If a line in the data below contains "created", copy it.

(Beginning of DATASET RECORDS)

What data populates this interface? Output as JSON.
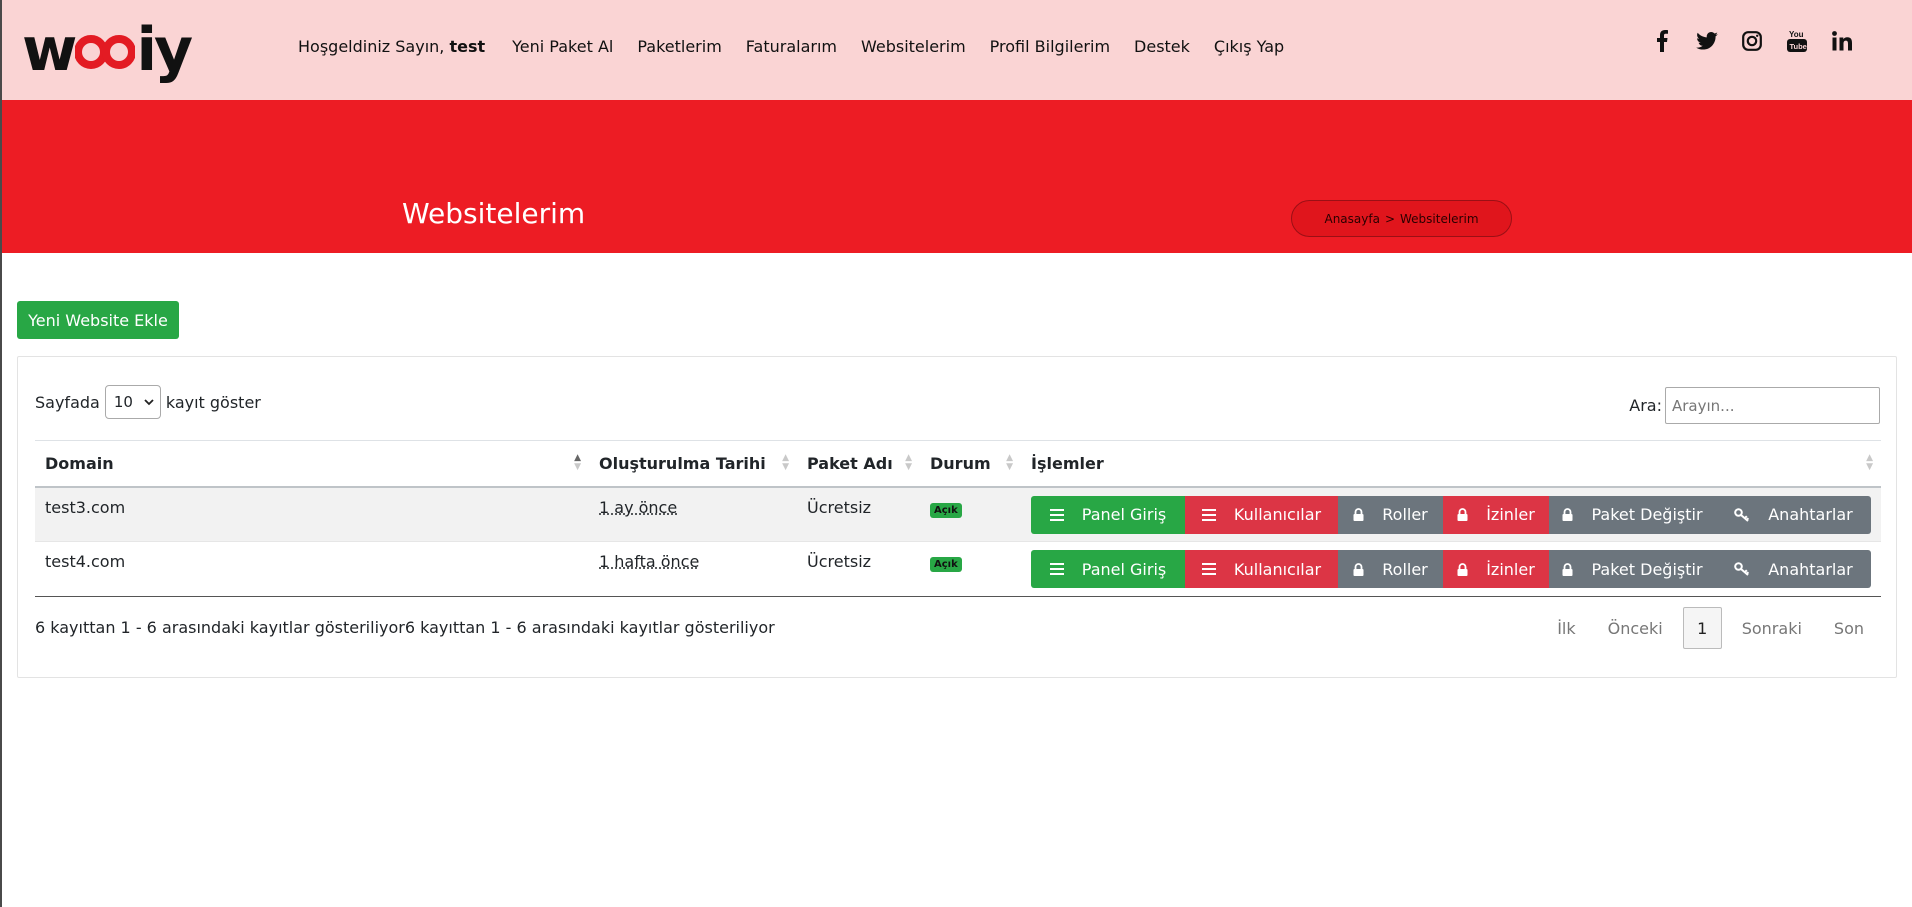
{
  "brand": {
    "logo_text_left": "w",
    "logo_text_right": "iy",
    "accent": "#ed1c24",
    "header_bg": "#fad4d4"
  },
  "header": {
    "welcome_prefix": "Hoşgeldiniz Sayın,",
    "user": "test",
    "nav": [
      "Yeni Paket Al",
      "Paketlerim",
      "Faturalarım",
      "Websitelerim",
      "Profil Bilgilerim",
      "Destek",
      "Çıkış Yap"
    ],
    "social": [
      "facebook-icon",
      "twitter-icon",
      "instagram-icon",
      "youtube-icon",
      "linkedin-icon"
    ]
  },
  "hero": {
    "title": "Websitelerim",
    "breadcrumb": {
      "home": "Anasayfa",
      "sep": ">",
      "current": "Websitelerim"
    }
  },
  "actions": {
    "add_label": "Yeni Website Ekle"
  },
  "table_controls": {
    "length_prefix": "Sayfada",
    "length_value": "10",
    "length_suffix": "kayıt göster",
    "search_label": "Ara:",
    "search_placeholder": "Arayın..."
  },
  "table": {
    "columns": [
      "Domain",
      "Oluşturulma Tarihi",
      "Paket Adı",
      "Durum",
      "İşlemler"
    ],
    "rows": [
      {
        "domain": "test3.com",
        "created": "1 ay önce",
        "package": "Ücretsiz",
        "status": "Açık"
      },
      {
        "domain": "test4.com",
        "created": "1 hafta önce",
        "package": "Ücretsiz",
        "status": "Açık"
      }
    ],
    "row_actions": [
      "Panel Giriş",
      "Kullanıcılar",
      "Roller",
      "İzinler",
      "Paket Değiştir",
      "Anahtarlar"
    ]
  },
  "footer": {
    "info": "6 kayıttan 1 - 6 arasındaki kayıtlar gösteriliyor6 kayıttan 1 - 6 arasındaki kayıtlar gösteriliyor",
    "pager": {
      "first": "İlk",
      "prev": "Önceki",
      "current": "1",
      "next": "Sonraki",
      "last": "Son"
    }
  }
}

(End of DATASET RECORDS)

**RESULT OF THE EXERCISE**
        "created": "1 ay önce",
        "created": "1 hafta önce",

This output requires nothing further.